The Fed has launched a series of lending facilities that have helped to bolster confidence in debt-laden financial firms—and added a half-dozen new acronyms to the Wall Street lexicon.
The past month has brought some much-needed relief on the inflation front as oil prices came down from a July peak above $147 per barrel to trade below $115.
While that is still well above where it was a year ago, and inflation remains above the Fed's comfort level, it certainly takes some pressure off Bernanke to raise short-term interest rates.
The downtrodden U.S. dollar has also made a solid comeback in recent weeks, quieting speculation about currency market intervention.
Goldman Sachs economists declared Thursday that the dollar had bottomed, in part because of weakening economic trends in Europe and Japan that have made the U.S. currency look more attractive by comparison.
"The dollar lows are almost certainly behind us," currency strategist Thomas Stolper wrote in a note to clients.
"Too many underlying factors have started to work in favor of the dollar to dismiss the recent bounce as temporary." While cooling inflation is certainly a welcome development, Bernanke is in no position to tout a healthy economy.
Credit conditions continue to tighten, as evidenced by the Fed's own survey of loan officers, released last week.

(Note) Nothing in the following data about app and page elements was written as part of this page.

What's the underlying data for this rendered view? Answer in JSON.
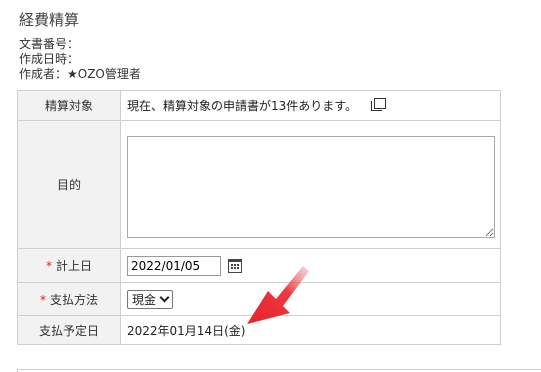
{
  "page_title": "経費精算",
  "meta": {
    "document_number_label": "文書番号：",
    "created_datetime_label": "作成日時：",
    "author_label": "作成者：★OZO管理者"
  },
  "form": {
    "target_label": "精算対象",
    "target_value": "現在、精算対象の申請書が13件あります。",
    "purpose_label": "目的",
    "purpose_value": "",
    "required_mark": "*",
    "posting_date_label": "計上日",
    "posting_date_value": "2022/01/05",
    "payment_method_label": "支払方法",
    "payment_method_value": "現金",
    "scheduled_payment_label": "支払予定日",
    "scheduled_payment_value": "2022年01月14日(金)"
  },
  "colors": {
    "required": "#e02020",
    "arrow": "#e8232a",
    "label_bg": "#f2f2f2",
    "border": "#cfcfcf"
  },
  "icons": [
    "copy-icon",
    "calendar-icon",
    "chevron-down-icon"
  ]
}
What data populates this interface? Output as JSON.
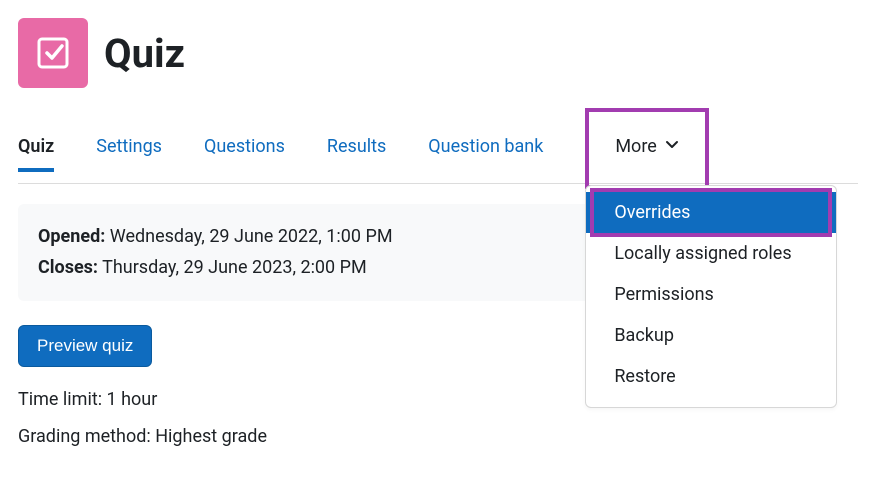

"The bullish combination we are looking for would be for falling inflation to intersect with improving credit conditions. We are not there yet," said Michael Darda, chief economist at MKM Partners.